**Work order**
Search the data for lines holding the word "Capital". State how many there are, and nothing else.

Collected data entries

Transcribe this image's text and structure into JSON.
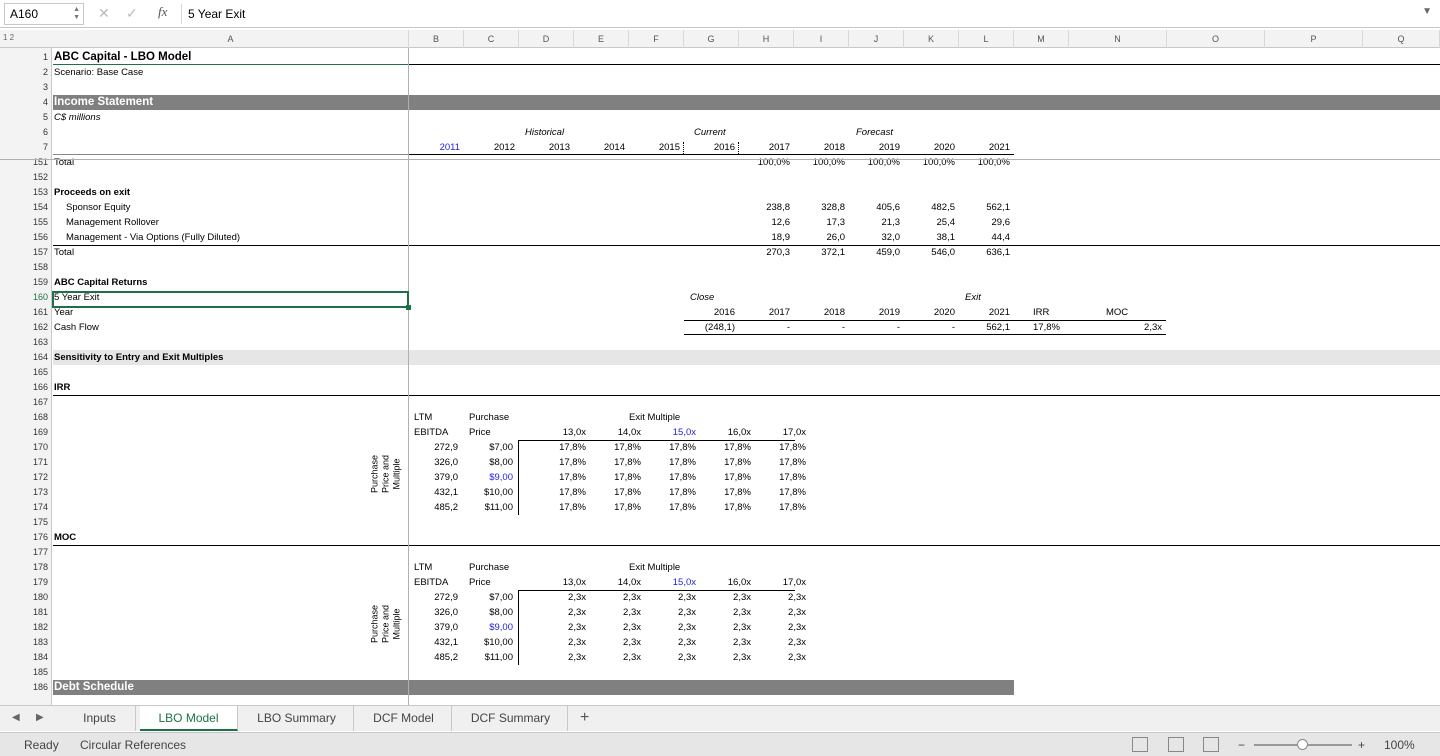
{
  "formula_bar": {
    "name_box": "A160",
    "cancel_icon": "✕",
    "confirm_icon": "✓",
    "fx_label": "fx",
    "formula": "5 Year Exit"
  },
  "outline_levels": "1 2",
  "columns": [
    "A",
    "B",
    "C",
    "D",
    "E",
    "F",
    "G",
    "H",
    "I",
    "J",
    "K",
    "L",
    "M",
    "N",
    "O",
    "P",
    "Q"
  ],
  "header_rows": {
    "r1": {
      "num": "1",
      "a": "ABC Capital - LBO Model"
    },
    "r2": {
      "num": "2",
      "a": "Scenario: Base Case"
    },
    "r3": {
      "num": "3"
    },
    "r4": {
      "num": "4",
      "a": "Income Statement"
    },
    "r5": {
      "num": "5",
      "a": "C$ millions"
    },
    "r6": {
      "num": "6",
      "historical": "Historical",
      "current": "Current",
      "forecast": "Forecast"
    },
    "r7": {
      "num": "7",
      "years": [
        "2011",
        "2012",
        "2013",
        "2014",
        "2015",
        "2016",
        "2017",
        "2018",
        "2019",
        "2020",
        "2021"
      ]
    }
  },
  "rows": {
    "r151": {
      "num": "151",
      "a": "Total",
      "values": [
        "100,0%",
        "100,0%",
        "100,0%",
        "100,0%",
        "100,0%"
      ]
    },
    "r152": {
      "num": "152"
    },
    "r153": {
      "num": "153",
      "a": "Proceeds on exit"
    },
    "r154": {
      "num": "154",
      "a": "Sponsor Equity",
      "values": [
        "238,8",
        "328,8",
        "405,6",
        "482,5",
        "562,1"
      ]
    },
    "r155": {
      "num": "155",
      "a": "Management Rollover",
      "values": [
        "12,6",
        "17,3",
        "21,3",
        "25,4",
        "29,6"
      ]
    },
    "r156": {
      "num": "156",
      "a": "Management - Via Options (Fully Diluted)",
      "values": [
        "18,9",
        "26,0",
        "32,0",
        "38,1",
        "44,4"
      ]
    },
    "r157": {
      "num": "157",
      "a": "Total",
      "values": [
        "270,3",
        "372,1",
        "459,0",
        "546,0",
        "636,1"
      ]
    },
    "r158": {
      "num": "158"
    },
    "r159": {
      "num": "159",
      "a": "ABC Capital Returns"
    },
    "r160": {
      "num": "160",
      "a": "5 Year Exit",
      "close": "Close",
      "exit": "Exit"
    },
    "r161": {
      "num": "161",
      "a": "Year",
      "years": [
        "2016",
        "2017",
        "2018",
        "2019",
        "2020",
        "2021"
      ],
      "irr_label": "IRR",
      "moc_label": "MOC"
    },
    "r162": {
      "num": "162",
      "a": "Cash Flow",
      "values": [
        "(248,1)",
        "-",
        "-",
        "-",
        "-",
        "562,1"
      ],
      "irr": "17,8%",
      "moc": "2,3x"
    },
    "r163": {
      "num": "163"
    },
    "r164": {
      "num": "164",
      "a": "Sensitivity to Entry and Exit Multiples"
    },
    "r165": {
      "num": "165"
    },
    "r166": {
      "num": "166",
      "a": "IRR"
    },
    "r167": {
      "num": "167"
    },
    "r175": {
      "num": "175"
    },
    "r176": {
      "num": "176",
      "a": "MOC"
    },
    "r177": {
      "num": "177"
    },
    "r185": {
      "num": "185"
    },
    "r186": {
      "num": "186",
      "a": "Debt Schedule"
    }
  },
  "irr_table": {
    "rows_start": 168,
    "ltm": "LTM",
    "ebitda": "EBITDA",
    "purchase": "Purchase",
    "price": "Price",
    "exit_multiple": "Exit Multiple",
    "side_label_1": "Purchase",
    "side_label_2": "Price and",
    "side_label_3": "Multiple",
    "multiples": [
      "13,0x",
      "14,0x",
      "15,0x",
      "16,0x",
      "17,0x"
    ],
    "ebitda_values": [
      "272,9",
      "326,0",
      "379,0",
      "432,1",
      "485,2"
    ],
    "prices": [
      "$7,00",
      "$8,00",
      "$9,00",
      "$10,00",
      "$11,00"
    ],
    "cells": [
      [
        "17,8%",
        "17,8%",
        "17,8%",
        "17,8%",
        "17,8%"
      ],
      [
        "17,8%",
        "17,8%",
        "17,8%",
        "17,8%",
        "17,8%"
      ],
      [
        "17,8%",
        "17,8%",
        "17,8%",
        "17,8%",
        "17,8%"
      ],
      [
        "17,8%",
        "17,8%",
        "17,8%",
        "17,8%",
        "17,8%"
      ],
      [
        "17,8%",
        "17,8%",
        "17,8%",
        "17,8%",
        "17,8%"
      ]
    ]
  },
  "moc_table": {
    "ltm": "LTM",
    "ebitda": "EBITDA",
    "purchase": "Purchase",
    "price": "Price",
    "exit_multiple": "Exit Multiple",
    "side_label_1": "Purchase",
    "side_label_2": "Price and",
    "side_label_3": "Multiple",
    "multiples": [
      "13,0x",
      "14,0x",
      "15,0x",
      "16,0x",
      "17,0x"
    ],
    "ebitda_values": [
      "272,9",
      "326,0",
      "379,0",
      "432,1",
      "485,2"
    ],
    "prices": [
      "$7,00",
      "$8,00",
      "$9,00",
      "$10,00",
      "$11,00"
    ],
    "cells": [
      [
        "2,3x",
        "2,3x",
        "2,3x",
        "2,3x",
        "2,3x"
      ],
      [
        "2,3x",
        "2,3x",
        "2,3x",
        "2,3x",
        "2,3x"
      ],
      [
        "2,3x",
        "2,3x",
        "2,3x",
        "2,3x",
        "2,3x"
      ],
      [
        "2,3x",
        "2,3x",
        "2,3x",
        "2,3x",
        "2,3x"
      ],
      [
        "2,3x",
        "2,3x",
        "2,3x",
        "2,3x",
        "2,3x"
      ]
    ]
  },
  "tabs": [
    "Inputs",
    "LBO Model",
    "LBO Summary",
    "DCF Model",
    "DCF Summary"
  ],
  "active_tab": "LBO Model",
  "add_sheet": "+",
  "status": {
    "ready": "Ready",
    "circular": "Circular References",
    "zoom": "100%",
    "minus": "−",
    "plus": "+"
  },
  "colors": {
    "accent": "#1e7145",
    "section_bar": "#808080",
    "input_blue": "#2222dd"
  }
}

**Task result**
2